and thence by rail to Washington. General Scott proposed this plan to the President, if the people of Maryland would permit it and would not molest the troops. But if they were attacked, the general of the army said, he would bring troops from Perryville by boat to Annapolis and thence by rail to Washington. The President and General Scott both seemed to take it for granted that the Potomac would be blockaded. Mayor Brown returned from Washington with the assurance that the detachment at Coctimore. The wires were all cut north of the city and all communication by rail or telegraph between the capital and the Northern States was absolutely closed for several days. The Eighth Massachusetts, with Brig.-Gen. B. F. Butler, arrived at Perryville on the 20th, took the steamboat Maryland, and arrived at Annapolis on the 21st. On the 22d, the governor called an extra session of the general assembly to meet at Annapolis on the 26th. On the 24th the governor, in consequence of the extraor
Brig.-Gen. Bradley T. Johnson, Confederate Military History, a library of Confederate States Military History: Volume 2.1, Maryland (ed. Clement Anselm Evans), Chapter 3: Maryland's overthrow. (search)

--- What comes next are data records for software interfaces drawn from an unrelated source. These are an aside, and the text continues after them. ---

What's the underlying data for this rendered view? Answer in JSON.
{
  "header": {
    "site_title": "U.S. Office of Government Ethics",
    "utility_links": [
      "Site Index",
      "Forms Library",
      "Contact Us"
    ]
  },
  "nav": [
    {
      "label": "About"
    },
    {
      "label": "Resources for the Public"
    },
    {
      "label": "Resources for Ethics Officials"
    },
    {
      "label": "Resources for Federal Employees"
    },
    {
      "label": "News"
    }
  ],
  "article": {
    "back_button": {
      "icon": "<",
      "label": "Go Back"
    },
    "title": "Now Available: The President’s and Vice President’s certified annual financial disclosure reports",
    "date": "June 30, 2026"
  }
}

Ferry and the West unites with the Washington branch, which leads to Washington, thirty miles distant. His troops were the Eighth New York, the Sixth Massachusetts and Major Cook's battery of Boston light artillery. He promptly fortified the position with earthworks and artillery. All trains going west and south were searched, and scouts scoured the surrounding country. On the 8th of May communication between Washington and the North was further strengthened by a new route by water from Perryville to Locust Point, and thence by rail to Washington. On the night of May 13th General Butler, with the major part of his command, entered Baltimore, seized Federal Hill, which commands the city, fortified it with fifty heavy guns, and Baltimore was in his control. He acted with intelligence and promptness, and to him the Union side was greatly indebted for restoring communications between the capital city and the United States. The United States having control of the bay and the great ri